Jack Babchik, of Babchik and Young, of White Plains, N.Y., who is the Chetrits’ attorney, did not return a call seeking comment, nor did Walker Harman, Kramsky’s attorney.

Kramsky, a real estate attorney, was hired by Joseph as in-house general counsel in April 2009, the complaint states.

According to the complaint, Kramsky mentioned his son’s bar mitzvah while interviewing for the position. Kramsky later came to believe that this comment caused the Chetrits to think that he was an Orthodox Jew, and that “this was a main reason why he was hired,” the complaint says.

Kramsky’s suit also claims that he refused to represent the Chetrits in engaging in unethical activities, such as such as lying to a short-sale lender about the price of a property.

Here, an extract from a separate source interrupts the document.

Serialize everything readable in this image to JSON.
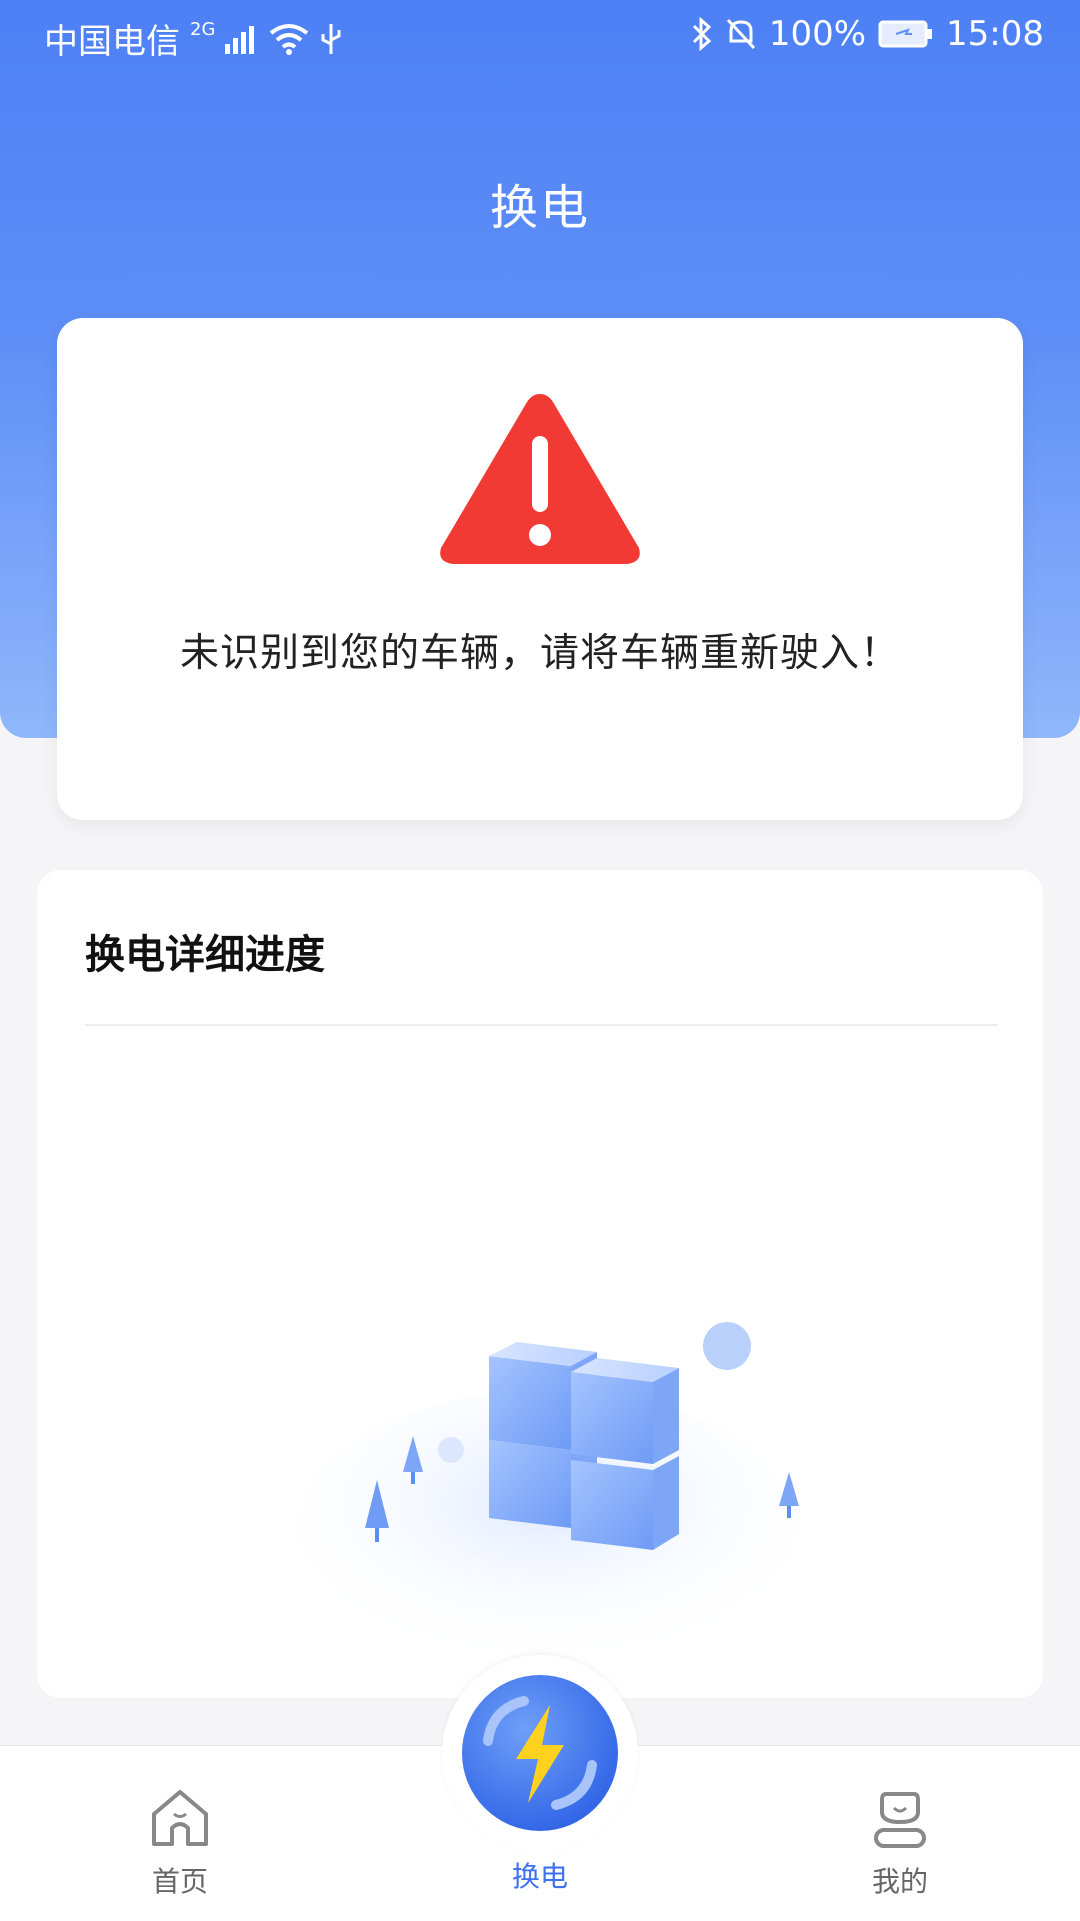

He said they also wrote checks to themselves with company funds.

For his part, Chetrit denied that there was any religious favoritism going on, noting that the company’s office manager and other staff are not Jewish. He stated Kramsky was let go because he concluded that “it did not make economic sense to have a full-time ‘in-house’ attorney at Chetrit.”

Headquartered at 404 Fifth Avenue, the Chetrit Group is one of the city’s most active firms.

Recently, it purchased the Hotel Chelsea for $80 million, which signaled a new interest in the hospitality sector. The Chetrits also own a stake in Willis Tower, formerly known as Sears Tower, in Chicago.